▶ [DIRECTIONS FOR THIS TASK] Tally the lines below that contain "heading". The number is the whole answer.
═════ INFORMATION
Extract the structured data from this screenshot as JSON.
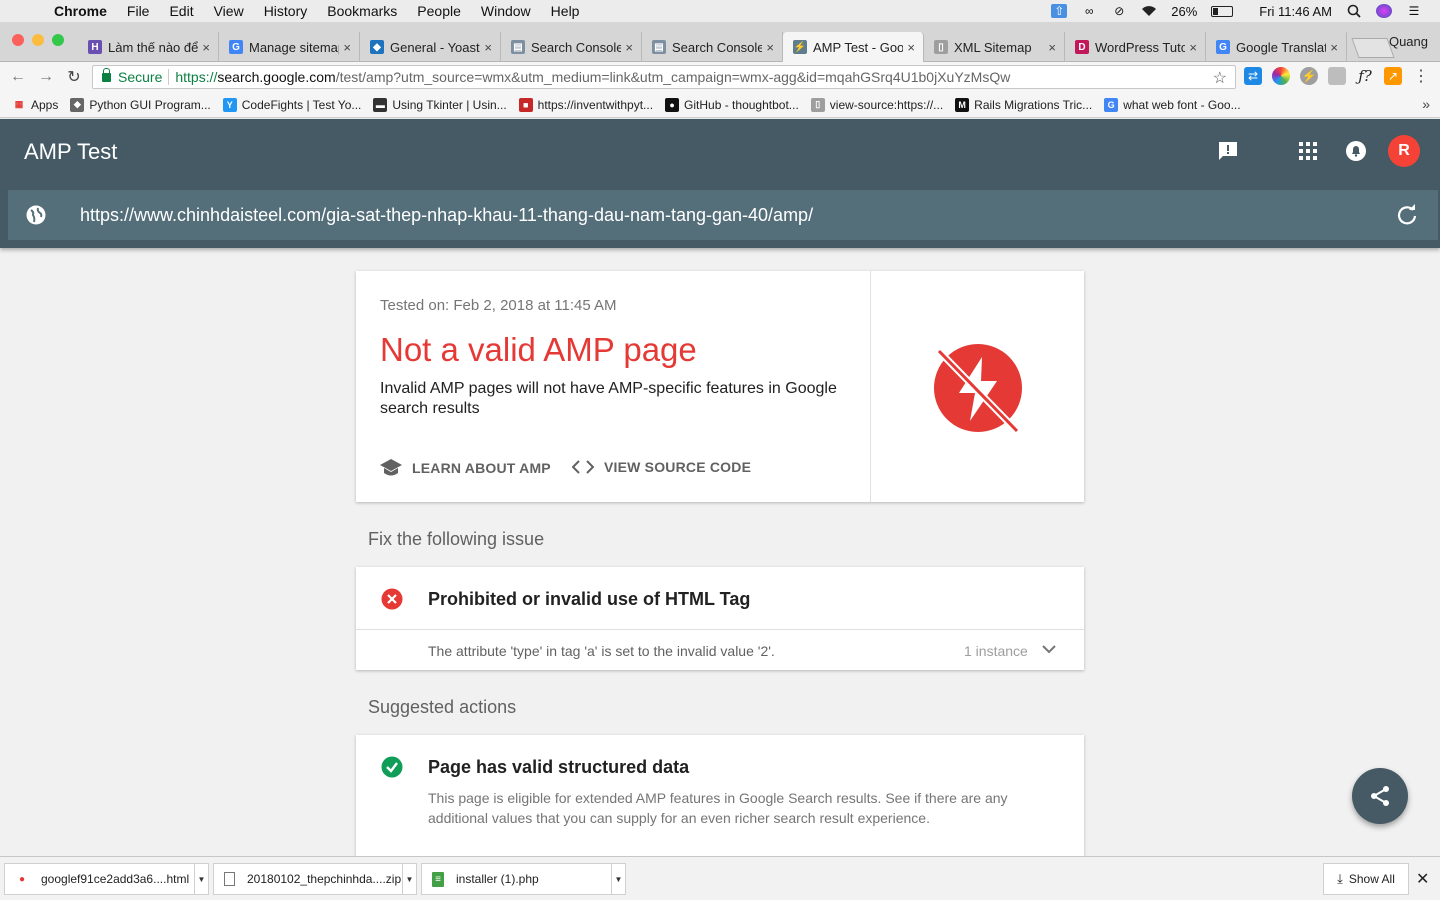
{
  "menubar": {
    "app": "Chrome",
    "items": [
      "File",
      "Edit",
      "View",
      "History",
      "Bookmarks",
      "People",
      "Window",
      "Help"
    ],
    "battery": "26%",
    "clock": "Fri 11:46 AM"
  },
  "tabs": [
    {
      "title": "Làm thế nào để",
      "fav_color": "#6a4fb3",
      "fav": "H"
    },
    {
      "title": "Manage sitemap",
      "fav_color": "#4285f4",
      "fav": "G"
    },
    {
      "title": "General - Yoast",
      "fav_color": "#1e73be",
      "fav": "◆"
    },
    {
      "title": "Search Console",
      "fav_color": "#7d8fa0",
      "fav": "▤"
    },
    {
      "title": "Search Console",
      "fav_color": "#7d8fa0",
      "fav": "▤"
    },
    {
      "title": "AMP Test - Goo",
      "fav_color": "#5f7d8c",
      "fav": "⚡"
    },
    {
      "title": "XML Sitemap",
      "fav_color": "#9e9e9e",
      "fav": "▯"
    },
    {
      "title": "WordPress Tuto",
      "fav_color": "#c2185b",
      "fav": "D"
    },
    {
      "title": "Google Translat",
      "fav_color": "#4285f4",
      "fav": "G"
    }
  ],
  "profile_name": "Quang",
  "omnibox": {
    "secure_label": "Secure",
    "url_scheme": "https://",
    "url_host": "search.google.com",
    "url_rest": "/test/amp?utm_source=wmx&utm_medium=link&utm_campaign=wmx-agg&id=mqahGSrq4U1b0jXuYzMsQw"
  },
  "bookmarks": [
    {
      "label": "Apps",
      "color": "#e53935",
      "icon": "▦"
    },
    {
      "label": "Python GUI Program...",
      "color": "#666666",
      "icon": "◆"
    },
    {
      "label": "CodeFights | Test Yo...",
      "color": "#2196f3",
      "icon": "Y"
    },
    {
      "label": "Using Tkinter | Usin...",
      "color": "#333333",
      "icon": "▬"
    },
    {
      "label": "https://inventwithpyt...",
      "color": "#c62828",
      "icon": "■"
    },
    {
      "label": "GitHub - thoughtbot...",
      "color": "#111111",
      "icon": "●"
    },
    {
      "label": "view-source:https://...",
      "color": "#9e9e9e",
      "icon": "▯"
    },
    {
      "label": "Rails Migrations Tric...",
      "color": "#111111",
      "icon": "M"
    },
    {
      "label": "what web font - Goo...",
      "color": "#4285f4",
      "icon": "G"
    }
  ],
  "app": {
    "title": "AMP Test",
    "avatar_letter": "R",
    "tested_url": "https://www.chinhdaisteel.com/gia-sat-thep-nhap-khau-11-thang-dau-nam-tang-gan-40/amp/"
  },
  "result": {
    "tested_on": "Tested on: Feb 2, 2018 at 11:45 AM",
    "verdict": "Not a valid AMP page",
    "description": "Invalid AMP pages will not have AMP-specific features in Google search results",
    "learn_label": "LEARN ABOUT AMP",
    "source_label": "VIEW SOURCE CODE",
    "accent": "#e53935"
  },
  "issues": {
    "heading": "Fix the following issue",
    "title": "Prohibited or invalid use of HTML Tag",
    "detail": "The attribute 'type' in tag 'a' is set to the invalid value '2'.",
    "instances": "1 instance"
  },
  "suggestions": {
    "heading": "Suggested actions",
    "title": "Page has valid structured data",
    "description": "This page is eligible for extended AMP features in Google Search results. See if there are any additional values that you can supply for an even richer search result experience.",
    "ok_color": "#0f9d58"
  },
  "downloads": [
    {
      "name": "googlef91ce2add3a6....html",
      "icon_color": "#e53935"
    },
    {
      "name": "20180102_thepchinhda....zip",
      "icon_color": "#616161"
    },
    {
      "name": "installer (1).php",
      "icon_color": "#43a047"
    }
  ],
  "show_all_label": "Show All"
}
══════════
▶ [EXERCISE ANSWER] 2